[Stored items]

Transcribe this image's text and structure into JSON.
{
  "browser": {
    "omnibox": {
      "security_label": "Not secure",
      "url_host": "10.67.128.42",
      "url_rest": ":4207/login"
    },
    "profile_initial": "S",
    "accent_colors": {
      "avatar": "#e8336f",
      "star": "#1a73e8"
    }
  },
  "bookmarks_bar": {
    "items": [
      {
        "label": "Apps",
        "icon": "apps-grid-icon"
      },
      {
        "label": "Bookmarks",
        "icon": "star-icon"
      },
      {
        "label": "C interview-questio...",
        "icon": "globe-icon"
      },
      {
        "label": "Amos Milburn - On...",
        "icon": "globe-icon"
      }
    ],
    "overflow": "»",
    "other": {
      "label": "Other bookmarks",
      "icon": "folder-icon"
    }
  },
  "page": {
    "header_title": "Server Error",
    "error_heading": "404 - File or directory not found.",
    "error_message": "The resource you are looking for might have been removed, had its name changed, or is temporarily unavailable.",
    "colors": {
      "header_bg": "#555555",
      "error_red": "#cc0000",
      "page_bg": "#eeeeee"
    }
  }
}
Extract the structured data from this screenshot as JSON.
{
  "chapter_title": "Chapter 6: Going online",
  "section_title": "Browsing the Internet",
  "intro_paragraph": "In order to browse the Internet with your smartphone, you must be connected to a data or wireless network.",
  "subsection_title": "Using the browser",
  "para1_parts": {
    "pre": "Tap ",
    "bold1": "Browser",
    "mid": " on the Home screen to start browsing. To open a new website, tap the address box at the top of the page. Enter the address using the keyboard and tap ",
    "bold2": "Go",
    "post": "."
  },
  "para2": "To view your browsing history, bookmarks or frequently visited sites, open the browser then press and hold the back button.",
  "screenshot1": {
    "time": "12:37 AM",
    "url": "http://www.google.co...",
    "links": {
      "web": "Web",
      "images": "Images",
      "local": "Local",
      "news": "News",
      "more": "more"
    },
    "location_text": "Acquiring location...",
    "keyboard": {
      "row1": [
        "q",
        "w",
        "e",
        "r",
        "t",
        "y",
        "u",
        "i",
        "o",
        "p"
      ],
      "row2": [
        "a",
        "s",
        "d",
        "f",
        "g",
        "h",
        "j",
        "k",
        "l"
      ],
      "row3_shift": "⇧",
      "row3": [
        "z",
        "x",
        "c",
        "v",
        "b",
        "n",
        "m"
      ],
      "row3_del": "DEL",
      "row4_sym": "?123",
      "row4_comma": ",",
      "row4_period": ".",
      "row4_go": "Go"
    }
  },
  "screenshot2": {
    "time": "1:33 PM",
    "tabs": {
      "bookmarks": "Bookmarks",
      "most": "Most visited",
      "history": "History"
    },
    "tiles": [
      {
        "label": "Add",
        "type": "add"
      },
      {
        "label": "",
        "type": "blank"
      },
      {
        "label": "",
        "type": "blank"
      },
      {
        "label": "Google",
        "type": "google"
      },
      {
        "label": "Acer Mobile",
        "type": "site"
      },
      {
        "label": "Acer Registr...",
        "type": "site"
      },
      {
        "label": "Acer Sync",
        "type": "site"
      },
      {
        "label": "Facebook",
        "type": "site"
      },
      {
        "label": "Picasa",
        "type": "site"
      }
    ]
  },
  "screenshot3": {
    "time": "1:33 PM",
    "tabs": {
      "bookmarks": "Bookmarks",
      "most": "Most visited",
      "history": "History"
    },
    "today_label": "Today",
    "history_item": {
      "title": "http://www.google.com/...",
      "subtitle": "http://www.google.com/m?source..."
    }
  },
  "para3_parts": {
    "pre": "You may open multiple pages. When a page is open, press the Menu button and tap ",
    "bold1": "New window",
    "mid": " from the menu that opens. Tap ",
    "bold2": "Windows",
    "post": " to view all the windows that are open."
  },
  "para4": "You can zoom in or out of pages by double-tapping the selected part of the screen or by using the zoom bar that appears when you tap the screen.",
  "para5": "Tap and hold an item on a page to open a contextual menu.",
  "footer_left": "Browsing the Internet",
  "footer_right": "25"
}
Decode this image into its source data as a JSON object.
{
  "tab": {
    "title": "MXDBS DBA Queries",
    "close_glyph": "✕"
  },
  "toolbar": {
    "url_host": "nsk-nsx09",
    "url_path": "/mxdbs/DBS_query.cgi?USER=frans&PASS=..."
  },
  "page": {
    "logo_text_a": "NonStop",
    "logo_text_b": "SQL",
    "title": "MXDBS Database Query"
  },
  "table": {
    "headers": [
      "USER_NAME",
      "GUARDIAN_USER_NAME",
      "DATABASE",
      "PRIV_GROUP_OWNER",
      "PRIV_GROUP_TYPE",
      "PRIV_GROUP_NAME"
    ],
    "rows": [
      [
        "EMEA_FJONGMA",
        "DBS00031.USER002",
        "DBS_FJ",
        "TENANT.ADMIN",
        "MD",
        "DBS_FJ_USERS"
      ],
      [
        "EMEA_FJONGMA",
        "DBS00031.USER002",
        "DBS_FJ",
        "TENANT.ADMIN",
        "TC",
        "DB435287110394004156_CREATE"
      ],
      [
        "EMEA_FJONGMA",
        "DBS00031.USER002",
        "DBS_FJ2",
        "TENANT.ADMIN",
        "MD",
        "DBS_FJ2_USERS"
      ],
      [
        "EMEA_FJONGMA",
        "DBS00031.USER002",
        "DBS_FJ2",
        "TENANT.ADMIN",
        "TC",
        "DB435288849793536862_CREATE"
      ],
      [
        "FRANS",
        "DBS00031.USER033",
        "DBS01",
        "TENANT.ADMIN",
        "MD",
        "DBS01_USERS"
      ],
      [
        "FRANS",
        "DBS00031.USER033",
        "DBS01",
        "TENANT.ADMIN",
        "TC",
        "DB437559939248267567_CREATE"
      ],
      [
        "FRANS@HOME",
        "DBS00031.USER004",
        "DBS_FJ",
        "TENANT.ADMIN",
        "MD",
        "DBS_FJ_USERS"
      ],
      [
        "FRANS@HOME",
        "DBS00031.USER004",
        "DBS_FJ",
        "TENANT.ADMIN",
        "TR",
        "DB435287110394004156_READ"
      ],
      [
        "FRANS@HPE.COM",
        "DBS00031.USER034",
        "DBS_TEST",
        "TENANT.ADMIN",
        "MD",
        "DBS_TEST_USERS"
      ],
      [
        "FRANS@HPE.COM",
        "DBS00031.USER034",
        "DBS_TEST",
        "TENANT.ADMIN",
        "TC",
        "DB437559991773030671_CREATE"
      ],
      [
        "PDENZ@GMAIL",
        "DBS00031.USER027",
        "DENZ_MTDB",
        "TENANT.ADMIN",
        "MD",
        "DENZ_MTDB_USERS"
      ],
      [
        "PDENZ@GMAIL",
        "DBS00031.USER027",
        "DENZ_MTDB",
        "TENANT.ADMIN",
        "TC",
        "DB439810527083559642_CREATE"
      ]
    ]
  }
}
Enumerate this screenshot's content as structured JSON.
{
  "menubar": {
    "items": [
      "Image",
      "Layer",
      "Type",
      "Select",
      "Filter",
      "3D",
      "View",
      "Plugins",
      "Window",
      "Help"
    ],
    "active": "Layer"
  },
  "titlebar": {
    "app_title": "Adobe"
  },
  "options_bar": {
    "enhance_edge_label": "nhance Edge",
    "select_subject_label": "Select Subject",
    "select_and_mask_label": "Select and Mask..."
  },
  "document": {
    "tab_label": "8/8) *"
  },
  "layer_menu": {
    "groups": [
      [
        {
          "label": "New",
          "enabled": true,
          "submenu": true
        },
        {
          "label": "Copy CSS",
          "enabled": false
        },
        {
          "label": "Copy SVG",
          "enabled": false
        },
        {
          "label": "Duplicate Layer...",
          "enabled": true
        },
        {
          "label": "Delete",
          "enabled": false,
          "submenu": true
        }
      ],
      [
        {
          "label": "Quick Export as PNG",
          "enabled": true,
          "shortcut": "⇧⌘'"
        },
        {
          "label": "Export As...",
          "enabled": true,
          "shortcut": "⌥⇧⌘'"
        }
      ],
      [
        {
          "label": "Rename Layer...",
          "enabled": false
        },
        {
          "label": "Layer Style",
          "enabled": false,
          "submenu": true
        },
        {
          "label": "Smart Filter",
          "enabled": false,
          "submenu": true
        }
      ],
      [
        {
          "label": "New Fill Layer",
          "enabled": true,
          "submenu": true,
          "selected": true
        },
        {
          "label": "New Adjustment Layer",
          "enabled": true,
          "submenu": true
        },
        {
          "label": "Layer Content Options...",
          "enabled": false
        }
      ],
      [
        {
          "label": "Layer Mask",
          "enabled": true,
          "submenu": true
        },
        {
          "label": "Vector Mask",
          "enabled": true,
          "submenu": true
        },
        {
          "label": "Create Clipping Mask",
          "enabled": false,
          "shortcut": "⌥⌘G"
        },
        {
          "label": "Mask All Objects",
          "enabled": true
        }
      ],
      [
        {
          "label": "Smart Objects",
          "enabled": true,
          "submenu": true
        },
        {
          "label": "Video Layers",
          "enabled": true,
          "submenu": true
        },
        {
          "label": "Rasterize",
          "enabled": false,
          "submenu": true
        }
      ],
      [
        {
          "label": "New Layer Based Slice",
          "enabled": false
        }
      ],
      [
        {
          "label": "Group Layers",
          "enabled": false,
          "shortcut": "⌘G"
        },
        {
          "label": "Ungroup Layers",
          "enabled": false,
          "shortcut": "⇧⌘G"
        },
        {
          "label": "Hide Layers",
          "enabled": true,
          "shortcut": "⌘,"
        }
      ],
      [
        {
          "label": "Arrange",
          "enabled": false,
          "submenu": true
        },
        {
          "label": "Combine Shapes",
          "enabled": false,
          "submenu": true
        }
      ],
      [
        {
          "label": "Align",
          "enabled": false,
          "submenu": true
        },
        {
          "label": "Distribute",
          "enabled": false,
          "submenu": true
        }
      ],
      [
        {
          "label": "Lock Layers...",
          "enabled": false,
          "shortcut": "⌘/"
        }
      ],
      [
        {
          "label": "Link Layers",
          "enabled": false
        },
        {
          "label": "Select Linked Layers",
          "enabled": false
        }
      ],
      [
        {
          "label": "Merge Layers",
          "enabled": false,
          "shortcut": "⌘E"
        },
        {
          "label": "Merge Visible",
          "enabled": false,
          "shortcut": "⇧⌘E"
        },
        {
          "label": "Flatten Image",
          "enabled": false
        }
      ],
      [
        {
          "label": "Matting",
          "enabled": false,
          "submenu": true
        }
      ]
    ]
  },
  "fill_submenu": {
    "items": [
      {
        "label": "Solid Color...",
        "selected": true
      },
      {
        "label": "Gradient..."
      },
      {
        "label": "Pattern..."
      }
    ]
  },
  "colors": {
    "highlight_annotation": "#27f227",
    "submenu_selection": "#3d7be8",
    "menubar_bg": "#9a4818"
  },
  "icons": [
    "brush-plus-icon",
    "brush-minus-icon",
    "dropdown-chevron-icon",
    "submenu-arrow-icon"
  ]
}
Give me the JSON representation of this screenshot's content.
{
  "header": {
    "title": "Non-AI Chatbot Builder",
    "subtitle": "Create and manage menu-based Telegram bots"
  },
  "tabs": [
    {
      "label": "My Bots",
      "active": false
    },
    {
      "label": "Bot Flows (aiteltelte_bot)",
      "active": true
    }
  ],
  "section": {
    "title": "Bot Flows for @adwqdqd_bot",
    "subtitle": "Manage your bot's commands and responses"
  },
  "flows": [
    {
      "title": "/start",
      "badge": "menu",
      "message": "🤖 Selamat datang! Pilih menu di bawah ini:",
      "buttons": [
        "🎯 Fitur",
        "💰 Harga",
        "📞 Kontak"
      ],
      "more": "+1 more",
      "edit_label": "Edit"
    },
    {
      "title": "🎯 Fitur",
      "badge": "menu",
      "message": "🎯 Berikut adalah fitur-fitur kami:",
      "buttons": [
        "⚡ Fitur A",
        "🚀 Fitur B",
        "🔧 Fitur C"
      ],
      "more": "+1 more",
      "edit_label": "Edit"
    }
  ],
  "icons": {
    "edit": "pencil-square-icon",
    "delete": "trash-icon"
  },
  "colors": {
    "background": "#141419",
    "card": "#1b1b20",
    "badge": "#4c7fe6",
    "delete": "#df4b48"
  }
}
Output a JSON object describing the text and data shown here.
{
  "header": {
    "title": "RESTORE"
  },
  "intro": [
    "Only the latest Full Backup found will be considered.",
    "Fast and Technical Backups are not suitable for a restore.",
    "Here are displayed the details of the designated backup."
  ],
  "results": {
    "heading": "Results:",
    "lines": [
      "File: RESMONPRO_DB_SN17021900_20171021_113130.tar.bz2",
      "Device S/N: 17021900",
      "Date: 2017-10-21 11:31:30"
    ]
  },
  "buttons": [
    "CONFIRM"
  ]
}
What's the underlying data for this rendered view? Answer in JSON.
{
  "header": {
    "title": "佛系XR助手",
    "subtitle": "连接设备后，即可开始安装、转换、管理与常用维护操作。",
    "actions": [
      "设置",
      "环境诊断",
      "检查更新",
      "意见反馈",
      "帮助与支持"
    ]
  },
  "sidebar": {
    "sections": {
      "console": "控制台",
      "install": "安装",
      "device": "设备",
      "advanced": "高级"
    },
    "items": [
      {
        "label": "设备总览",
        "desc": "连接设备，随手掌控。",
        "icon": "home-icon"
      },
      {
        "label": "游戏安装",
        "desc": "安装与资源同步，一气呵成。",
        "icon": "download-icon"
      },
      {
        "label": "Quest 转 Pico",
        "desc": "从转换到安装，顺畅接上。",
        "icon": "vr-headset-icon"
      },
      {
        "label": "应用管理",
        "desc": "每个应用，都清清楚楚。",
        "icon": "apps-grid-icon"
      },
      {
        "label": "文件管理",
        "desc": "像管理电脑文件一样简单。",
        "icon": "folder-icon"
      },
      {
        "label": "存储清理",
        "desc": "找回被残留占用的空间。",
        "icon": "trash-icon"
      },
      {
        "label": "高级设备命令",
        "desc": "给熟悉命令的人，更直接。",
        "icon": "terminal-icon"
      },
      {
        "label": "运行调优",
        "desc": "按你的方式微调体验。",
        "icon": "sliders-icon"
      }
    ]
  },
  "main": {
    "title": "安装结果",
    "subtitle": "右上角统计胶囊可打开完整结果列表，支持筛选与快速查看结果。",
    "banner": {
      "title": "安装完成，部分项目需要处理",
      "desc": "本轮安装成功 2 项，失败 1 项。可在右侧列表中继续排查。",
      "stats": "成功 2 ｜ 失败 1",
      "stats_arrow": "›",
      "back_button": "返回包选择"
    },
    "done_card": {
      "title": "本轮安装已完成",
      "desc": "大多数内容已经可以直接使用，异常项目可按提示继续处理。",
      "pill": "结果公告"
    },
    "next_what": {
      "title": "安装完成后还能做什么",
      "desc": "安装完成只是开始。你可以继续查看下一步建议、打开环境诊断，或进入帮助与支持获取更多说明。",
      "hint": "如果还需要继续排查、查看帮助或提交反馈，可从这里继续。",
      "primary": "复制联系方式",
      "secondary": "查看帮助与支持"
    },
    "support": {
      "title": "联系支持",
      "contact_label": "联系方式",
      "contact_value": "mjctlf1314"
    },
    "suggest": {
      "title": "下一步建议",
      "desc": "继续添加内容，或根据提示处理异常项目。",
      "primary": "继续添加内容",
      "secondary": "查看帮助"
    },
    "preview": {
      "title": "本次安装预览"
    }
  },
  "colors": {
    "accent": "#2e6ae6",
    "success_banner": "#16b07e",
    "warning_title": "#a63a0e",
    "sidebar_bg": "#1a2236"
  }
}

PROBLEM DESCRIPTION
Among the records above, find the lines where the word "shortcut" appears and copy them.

REPLY
          "shortcut": "⇧⌘'"
          "shortcut": "⌥⇧⌘'"
          "shortcut": "⌥⌘G"
          "shortcut": "⌘G"
          "shortcut": "⇧⌘G"
          "shortcut": "⌘,"
          "shortcut": "⌘/"
          "shortcut": "⌘E"
          "shortcut": "⇧⌘E"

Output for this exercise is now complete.